In the fall of 1998 Bill Joy and Mike Clary asked us to help establish a community of developers and companies around Sun's then-new Jini network technology. Jini is a simple distributed computing model based on the Java programming language that enables services running on different computer systems to spontaneously interact with each other over the network with minimal pre-planning for such interactions. For Jini to succeed, it was clear that the underlying Jini protocols and infrastructure would need to become pervasive, and to accomplish that would require a strong community of participants and partners. Moreover Sun did not have the expertise to define Jini services in areas like printing, digital photography, storage, white goods, or the many other potential markets for products that would benefit from being network enabled.

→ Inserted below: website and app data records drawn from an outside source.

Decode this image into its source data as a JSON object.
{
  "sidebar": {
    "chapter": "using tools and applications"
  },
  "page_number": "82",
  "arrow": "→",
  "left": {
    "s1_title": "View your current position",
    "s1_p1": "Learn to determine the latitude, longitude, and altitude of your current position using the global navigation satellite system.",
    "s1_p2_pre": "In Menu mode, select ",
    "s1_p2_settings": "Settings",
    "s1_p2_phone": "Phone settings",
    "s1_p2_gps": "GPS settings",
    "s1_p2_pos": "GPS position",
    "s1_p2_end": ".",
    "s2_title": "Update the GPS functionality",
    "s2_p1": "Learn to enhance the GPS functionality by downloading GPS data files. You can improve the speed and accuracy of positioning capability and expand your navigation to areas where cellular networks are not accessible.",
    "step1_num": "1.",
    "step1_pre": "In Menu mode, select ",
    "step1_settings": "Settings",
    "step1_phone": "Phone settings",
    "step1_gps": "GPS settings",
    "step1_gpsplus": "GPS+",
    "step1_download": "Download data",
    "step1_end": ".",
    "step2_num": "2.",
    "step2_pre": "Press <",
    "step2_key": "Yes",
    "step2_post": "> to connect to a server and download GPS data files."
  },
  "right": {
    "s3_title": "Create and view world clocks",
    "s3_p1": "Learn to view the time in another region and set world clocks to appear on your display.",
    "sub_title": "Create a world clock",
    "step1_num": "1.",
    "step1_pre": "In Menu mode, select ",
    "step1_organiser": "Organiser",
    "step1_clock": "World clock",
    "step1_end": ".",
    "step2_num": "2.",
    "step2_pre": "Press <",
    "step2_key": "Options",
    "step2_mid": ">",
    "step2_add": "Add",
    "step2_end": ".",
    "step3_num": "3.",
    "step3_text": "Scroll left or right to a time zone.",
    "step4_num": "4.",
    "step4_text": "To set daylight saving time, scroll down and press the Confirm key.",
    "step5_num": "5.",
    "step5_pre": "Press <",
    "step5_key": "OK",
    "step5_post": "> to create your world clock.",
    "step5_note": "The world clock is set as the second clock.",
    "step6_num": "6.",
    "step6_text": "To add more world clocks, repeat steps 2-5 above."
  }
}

As a preliminary step the Sun Community Source License (SCSL) had been developed to provide a framework where the source code for Jini could be safely shared. SCSL is not true open source, but has many of the same characteristics. However a license and providing the source code were not enough--there had to be more to motivate people to participate. We worked with the Jini engineering and marketing teams to apply the lessons we had learned from being involved in various open source and community development projects and from our studies of complexity science to create a true Jini Community.

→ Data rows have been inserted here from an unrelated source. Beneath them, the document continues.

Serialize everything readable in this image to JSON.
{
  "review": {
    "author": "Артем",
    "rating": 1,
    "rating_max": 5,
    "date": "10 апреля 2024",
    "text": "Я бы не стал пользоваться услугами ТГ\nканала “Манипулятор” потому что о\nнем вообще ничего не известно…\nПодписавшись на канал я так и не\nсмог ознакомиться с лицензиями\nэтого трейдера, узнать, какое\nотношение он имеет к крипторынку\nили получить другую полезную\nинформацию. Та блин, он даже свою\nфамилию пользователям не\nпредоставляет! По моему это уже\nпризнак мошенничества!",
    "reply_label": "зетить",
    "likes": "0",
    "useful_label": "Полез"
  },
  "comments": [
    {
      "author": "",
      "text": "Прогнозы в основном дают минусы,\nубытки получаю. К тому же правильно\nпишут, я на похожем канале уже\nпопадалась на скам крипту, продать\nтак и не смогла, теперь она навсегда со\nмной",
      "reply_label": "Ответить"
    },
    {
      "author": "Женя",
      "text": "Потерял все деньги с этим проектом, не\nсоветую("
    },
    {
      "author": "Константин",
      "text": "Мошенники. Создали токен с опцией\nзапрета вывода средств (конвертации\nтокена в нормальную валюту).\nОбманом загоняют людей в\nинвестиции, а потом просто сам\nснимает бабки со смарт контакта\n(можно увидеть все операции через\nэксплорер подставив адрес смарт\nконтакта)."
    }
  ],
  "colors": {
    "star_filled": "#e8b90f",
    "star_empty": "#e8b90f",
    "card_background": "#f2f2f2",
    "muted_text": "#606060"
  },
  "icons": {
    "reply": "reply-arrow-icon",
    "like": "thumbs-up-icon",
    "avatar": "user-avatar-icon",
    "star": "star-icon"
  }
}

We worked hard to help establish an identity for the community. To build identity and culture requires face-to-face interaction, so we organized community meetings that were held in interesting places and featuring non-traditional speakers. The first Jini Community meeting was at the Aspen Institute in Aspen, Colorado. We played team-building games, we engaged a recording graphic artist, we broke into groups in unusual ways.1 We encouraged nonstandard thinking and speaking as individuals rather than as representatives of companies at times. The keynote speakers included Robert Dahl, a political scientist, talking "On Democracy," and Thomas Petzinger, a Wall Street Journal columnist, speaking about new business models based on cooperation.
We also helped create a website for the project (http://www.jini.org) as a meeting place, a newspaper, a repository of shared documents, a totem, and a place to share work and projects. Most of the shared assets of the community could be accessed there. The website had a public part that advertised the community, and private parts for members only to help foster community identity.

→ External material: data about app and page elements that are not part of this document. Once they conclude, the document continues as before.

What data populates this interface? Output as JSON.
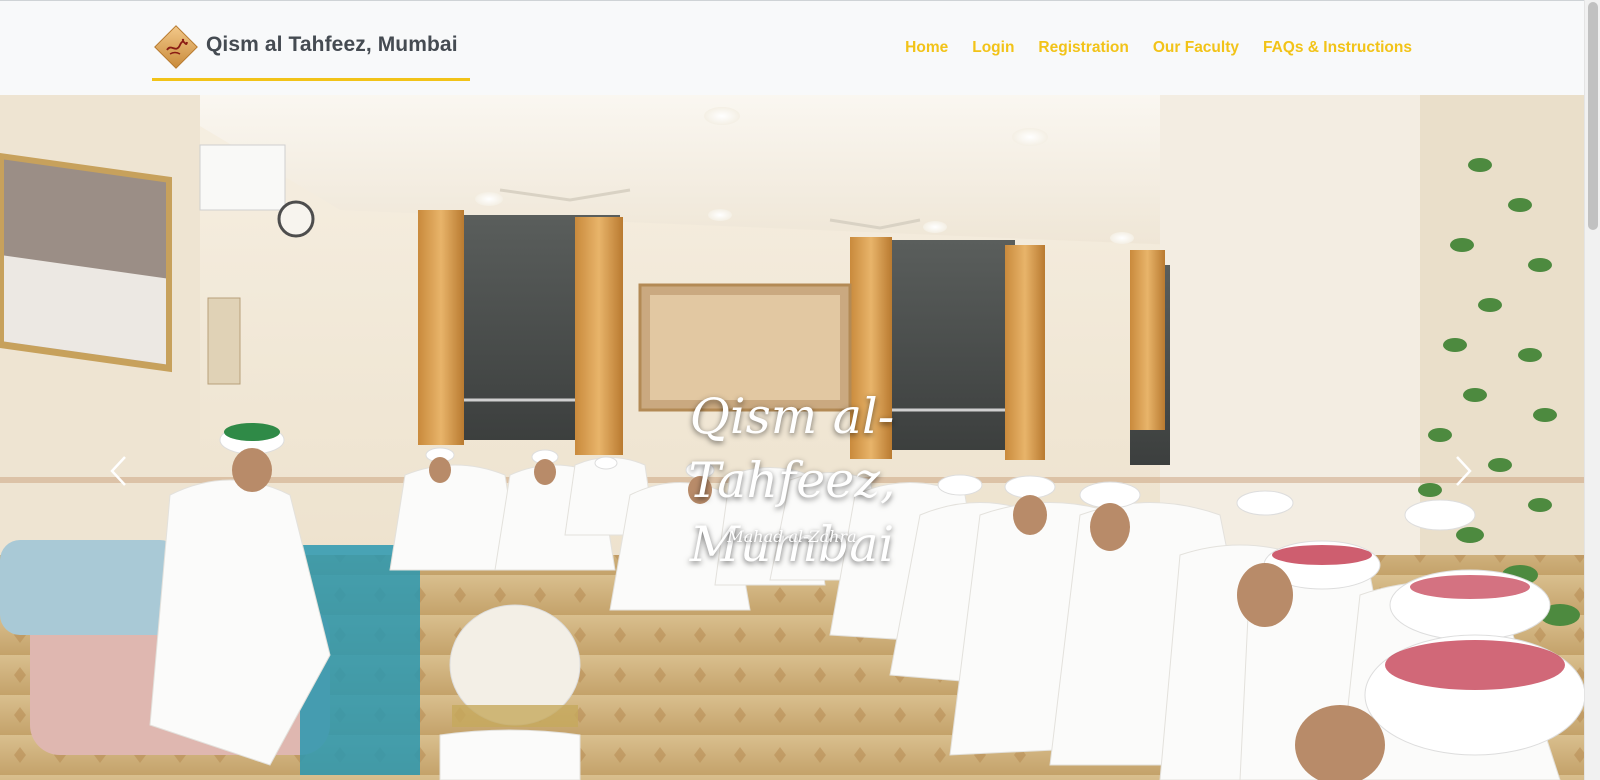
{
  "brand": {
    "title": "Qism al Tahfeez, Mumbai",
    "logo_icon": "calligraphy-logo-icon",
    "underline_color": "#f2c318"
  },
  "nav": {
    "items": [
      {
        "label": "Home"
      },
      {
        "label": "Login"
      },
      {
        "label": "Registration"
      },
      {
        "label": "Our Faculty"
      },
      {
        "label": "FAQs & Instructions"
      }
    ],
    "link_color": "#f2c318"
  },
  "hero": {
    "title": "Qism al-Tahfeez, Mumbai",
    "subtitle": "Mahad al-Zahra",
    "image": "hall-gathering-photo",
    "prev_icon": "chevron-left-icon",
    "next_icon": "chevron-right-icon"
  },
  "colors": {
    "accent": "#f2c318",
    "brand_text": "#454b52",
    "navbar_bg": "#f8f9fa"
  }
}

Common vocabulary leads to shared stories and then to shared beliefs. We created a pattern language on how the Jini Community could work, which has served to create a shared vocabulary--terms like dangerous waterhole, cut & run, and microcosm that serve as linguistic markers for the uniqueness of the community and culture. The pattern language was designed to teach how to build (self-) governance structures and procedures on the fly which have proven to be comfortable and delightful in the past but which were to be tailored to the specific on-the-spot needs of the community.
We also worked with the community on developing a formal decision-making process and a "community process" for the purpose of ratifying definitions for Jini services. The former was to make it clear how community-wide decisions are made--how are proposals created, how are they voted on, how are appeals made--and the latter was to specify how the community can officially bless or endorse a service definition.
The request to help build a community around a technology for business purposes led us to research and think about business in the commons. How do open-source projects work? How can a company participate? Why would a company engage in an activity centered around giving things away? How and why could such a thing work?
Since the spring of 2000 we have done similar work with other Sun-sponsored open-source projects such as NetBeans, OpenOffice, Project JXTA, and java.net. We have worked with each of those teams to help them to define their open source strategy along with how to implement it.
This book contains not only the lessons we have learned from helping to create and nurture communities around these Sun-sponsored and other open source and community development projects, but the fruit of years of participation in innovative communities of many sorts. Specifically, one of us2 was the originator of the Common Lisp Group, which is the first, large-scale, email-based design effort; this group worked from 1981 until the early 1990s. The same author2 founded Lucid, Inc, one of whose products--designed and implemented in the late 1980s--used a suite of free-software tools tied together by a proprietary, database-centered coordination layer. The tools included GCC, GDB, and a window-based version of Emacs originally called Lucid Emacs and now called Xemacs. The interaction of the suite of tools with the coordination layer was through an open set of protocols, and several compilers were modified to support these protocols. Lucid was one of the first companies to do significant work on open-source code (in this case, Free Software Foundation code) as part of a business strategy, and in fact, the existence of LGPL is partly due to this early commercial use of GPLed code.
We have had experience with projects and companies that were trying to achieve something creative in the context of a passionate user, developer, and partner landscape where the knowledge, expertise, and innovation in that landscape needed to be part of the creativity.
This book is a work in progress and we welcome comments on how to improve it. Please send your suggestions to IHE@dreamsongs.com. An online version of it can be found at: http://www.dreamsongs.com/IHE
1. For example, we used a team-building exercise in which people sort themselves into a line where one end represents January 1 and the other December 31, and each person's place in the line corresponds to their birthday. No talking, writing, or showing documents is allowed, so the idea is for people to establish how to communicate silently while communicating silently. The result is tested by having people call off their birthdate in the order they are standing in the line. Then we would select groups by counting off in this ordering.